If you’re bottle-feeding you will need to put some thought into how to sterilise your bottles. You can now buy biodegradable single use sterilised bottles – so it may be worth buying a supply of these for your trip.
Breastfeeding when camping is a bit more straightforward.
If you are camping with a toddler, I’d recommend bringing food pouches or ready meals made for kids, for when you’re too tired to cook.
Also why not bring a baby camping chair so that they can sit around the fire with you. If you’re camping at a campsite with a picnic table, then a portable highchair that clips onto the table is also a great idea.
We love this one from Etsy, but there are lots of designs out there.
Don’t forget to also look after mum!
Feeding can be really exhausting, so make sure mum is comfortable by packing a comfy camping chair (I’d recommend a moon chair, as well as a few pillows from home).
Why not also pack a light hammock, which is great for feeding or daytime naps outside of the hot tent.
Night time with your baby
Be sure to find a great portable travel cot to help both you and your baby get a good night’s sleep. Just like at home, they need a comfortable mattress with good support, also make sure the cot is the right size.
No parent should feel guilty about a crying baby, but if your baby tends to wake at night you could always pick a more isolated camping spot so you don’t feel bad about disturbing your neighbours.
You could also chat to your neighbours, just to let them know that you have a young baby with you. But if you choose a family focused campsite, then you know every neighbour either has small children or is understanding that babies cry sometimes. That makes camping a lot less stressful.
If you’re struggling to get your baby off to sleep because it’s still light, then why not drape a blanket over the tent to make it darker. Make sure to bring breathable clothes for your baby, as the weather can change rapidly on a camping trip, and they can overheat or get too cold especially quickly.
At night, bring gloves, a hat, and lots of layers that you can take on or off.
Also bring your baby’s favourite toys, blanket, or that random object they’re really attached to which can help comfort them in the new environment.
Toddlers often want to pack every teddy, so it might be worth saying 1 day teddy and 1 night teddy as lots of teddies can get lost or left behind.
Camping with a baby or toddler can be hard work; so don’t be too hard on yourself if things don’t go completely to plan. Every baby and every family is different, so it may take a few tries to work out what works for you and your family.
Camping with a baby or toddler is an adjustment, and requires some more kit and forethought, but letting your baby experience the joys of camping, the fresh air and nature, is so rewarding.
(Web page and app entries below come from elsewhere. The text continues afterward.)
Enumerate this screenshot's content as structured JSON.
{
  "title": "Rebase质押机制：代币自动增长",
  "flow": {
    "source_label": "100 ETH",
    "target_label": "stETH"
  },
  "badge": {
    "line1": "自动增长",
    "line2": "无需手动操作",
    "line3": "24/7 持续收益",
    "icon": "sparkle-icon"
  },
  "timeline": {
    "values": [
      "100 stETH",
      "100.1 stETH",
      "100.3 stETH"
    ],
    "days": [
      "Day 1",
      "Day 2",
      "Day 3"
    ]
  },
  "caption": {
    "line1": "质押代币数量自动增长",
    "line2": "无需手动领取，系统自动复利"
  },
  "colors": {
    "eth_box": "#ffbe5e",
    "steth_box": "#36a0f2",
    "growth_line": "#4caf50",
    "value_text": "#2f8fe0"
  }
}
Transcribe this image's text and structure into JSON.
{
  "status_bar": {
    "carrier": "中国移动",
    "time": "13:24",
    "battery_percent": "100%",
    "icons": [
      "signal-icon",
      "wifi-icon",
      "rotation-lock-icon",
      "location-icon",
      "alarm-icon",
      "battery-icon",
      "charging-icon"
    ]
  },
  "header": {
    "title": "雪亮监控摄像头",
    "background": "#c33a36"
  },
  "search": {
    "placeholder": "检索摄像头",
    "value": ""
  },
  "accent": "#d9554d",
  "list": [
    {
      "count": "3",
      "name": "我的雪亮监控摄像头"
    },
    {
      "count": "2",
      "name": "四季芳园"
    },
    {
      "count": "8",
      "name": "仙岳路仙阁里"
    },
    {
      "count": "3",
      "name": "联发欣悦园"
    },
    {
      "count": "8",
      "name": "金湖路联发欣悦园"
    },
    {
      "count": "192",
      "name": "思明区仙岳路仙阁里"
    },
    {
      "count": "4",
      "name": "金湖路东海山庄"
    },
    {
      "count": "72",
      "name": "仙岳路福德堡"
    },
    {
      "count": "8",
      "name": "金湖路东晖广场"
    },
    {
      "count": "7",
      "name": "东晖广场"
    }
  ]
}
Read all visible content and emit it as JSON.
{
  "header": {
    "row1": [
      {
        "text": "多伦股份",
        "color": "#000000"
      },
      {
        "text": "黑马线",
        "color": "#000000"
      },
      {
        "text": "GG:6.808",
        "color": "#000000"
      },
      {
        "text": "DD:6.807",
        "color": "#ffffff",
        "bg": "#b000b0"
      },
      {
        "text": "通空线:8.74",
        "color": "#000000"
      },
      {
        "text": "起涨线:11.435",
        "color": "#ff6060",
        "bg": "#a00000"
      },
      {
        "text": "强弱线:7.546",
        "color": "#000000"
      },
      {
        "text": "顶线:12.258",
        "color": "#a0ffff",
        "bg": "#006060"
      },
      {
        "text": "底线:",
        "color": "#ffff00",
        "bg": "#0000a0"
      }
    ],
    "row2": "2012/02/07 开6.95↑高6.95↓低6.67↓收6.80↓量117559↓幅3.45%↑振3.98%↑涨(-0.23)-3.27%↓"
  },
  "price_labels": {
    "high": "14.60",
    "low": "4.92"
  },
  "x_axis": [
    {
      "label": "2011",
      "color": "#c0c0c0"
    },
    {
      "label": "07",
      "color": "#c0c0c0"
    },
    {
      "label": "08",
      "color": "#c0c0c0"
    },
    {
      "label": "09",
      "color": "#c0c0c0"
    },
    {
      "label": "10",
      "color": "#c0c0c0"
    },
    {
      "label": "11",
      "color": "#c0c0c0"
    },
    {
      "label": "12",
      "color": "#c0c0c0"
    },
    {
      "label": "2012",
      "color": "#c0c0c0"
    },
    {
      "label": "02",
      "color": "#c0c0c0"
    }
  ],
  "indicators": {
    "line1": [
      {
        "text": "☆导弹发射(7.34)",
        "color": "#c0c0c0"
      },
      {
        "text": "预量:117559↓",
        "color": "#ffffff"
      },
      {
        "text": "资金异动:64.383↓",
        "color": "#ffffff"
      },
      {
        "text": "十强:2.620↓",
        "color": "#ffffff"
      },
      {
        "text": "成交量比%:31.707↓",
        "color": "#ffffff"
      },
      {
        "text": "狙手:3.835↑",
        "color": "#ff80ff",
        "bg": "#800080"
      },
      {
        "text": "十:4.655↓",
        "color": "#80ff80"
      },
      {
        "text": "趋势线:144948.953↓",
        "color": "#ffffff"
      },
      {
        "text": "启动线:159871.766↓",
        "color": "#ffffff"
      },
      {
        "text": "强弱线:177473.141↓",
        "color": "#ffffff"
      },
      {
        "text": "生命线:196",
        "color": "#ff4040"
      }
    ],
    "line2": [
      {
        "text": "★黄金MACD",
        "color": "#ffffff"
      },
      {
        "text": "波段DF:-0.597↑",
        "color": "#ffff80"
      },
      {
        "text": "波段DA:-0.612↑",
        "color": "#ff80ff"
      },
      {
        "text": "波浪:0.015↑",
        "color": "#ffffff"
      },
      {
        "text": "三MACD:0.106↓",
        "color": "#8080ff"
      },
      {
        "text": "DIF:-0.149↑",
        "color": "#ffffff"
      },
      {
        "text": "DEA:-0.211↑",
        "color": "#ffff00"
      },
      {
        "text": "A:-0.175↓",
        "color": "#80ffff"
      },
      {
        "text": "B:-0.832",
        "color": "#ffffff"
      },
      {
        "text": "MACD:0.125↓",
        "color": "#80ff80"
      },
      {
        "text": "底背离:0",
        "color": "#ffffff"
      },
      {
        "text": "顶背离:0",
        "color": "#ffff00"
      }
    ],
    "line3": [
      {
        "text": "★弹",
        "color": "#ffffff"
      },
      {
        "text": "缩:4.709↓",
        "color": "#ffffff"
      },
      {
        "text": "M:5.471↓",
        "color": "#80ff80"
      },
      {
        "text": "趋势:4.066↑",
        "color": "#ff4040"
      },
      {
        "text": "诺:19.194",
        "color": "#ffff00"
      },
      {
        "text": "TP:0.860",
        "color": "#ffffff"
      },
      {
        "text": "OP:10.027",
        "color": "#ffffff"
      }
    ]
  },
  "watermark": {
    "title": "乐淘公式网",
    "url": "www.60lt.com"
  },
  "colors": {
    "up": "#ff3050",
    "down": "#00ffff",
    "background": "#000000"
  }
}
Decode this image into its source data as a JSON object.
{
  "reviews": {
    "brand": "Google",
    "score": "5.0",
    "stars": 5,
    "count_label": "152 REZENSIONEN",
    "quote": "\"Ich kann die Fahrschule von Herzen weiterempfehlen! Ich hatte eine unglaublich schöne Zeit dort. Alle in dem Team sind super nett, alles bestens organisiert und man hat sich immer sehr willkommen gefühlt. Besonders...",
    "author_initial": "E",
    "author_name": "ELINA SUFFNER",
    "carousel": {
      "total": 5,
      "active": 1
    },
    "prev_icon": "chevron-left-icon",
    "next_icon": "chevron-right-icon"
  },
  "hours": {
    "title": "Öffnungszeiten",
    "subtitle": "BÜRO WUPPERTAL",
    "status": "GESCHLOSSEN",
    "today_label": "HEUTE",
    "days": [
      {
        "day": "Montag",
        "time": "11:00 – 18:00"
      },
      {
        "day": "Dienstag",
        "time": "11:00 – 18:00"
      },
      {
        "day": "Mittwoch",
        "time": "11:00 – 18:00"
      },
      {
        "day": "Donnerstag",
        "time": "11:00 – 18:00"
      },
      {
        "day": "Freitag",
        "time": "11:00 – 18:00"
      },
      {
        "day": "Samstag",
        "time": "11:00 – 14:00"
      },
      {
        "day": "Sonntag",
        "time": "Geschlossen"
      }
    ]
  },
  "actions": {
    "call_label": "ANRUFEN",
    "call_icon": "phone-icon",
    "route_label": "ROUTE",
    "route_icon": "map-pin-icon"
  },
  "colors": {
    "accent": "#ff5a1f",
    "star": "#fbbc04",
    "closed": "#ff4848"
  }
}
Give it a try – you won’t regret it, I promise!
For more tips check out our guide on What To Pack – When Camping With Kids.
Here’s me signing out and thank you so much for reading.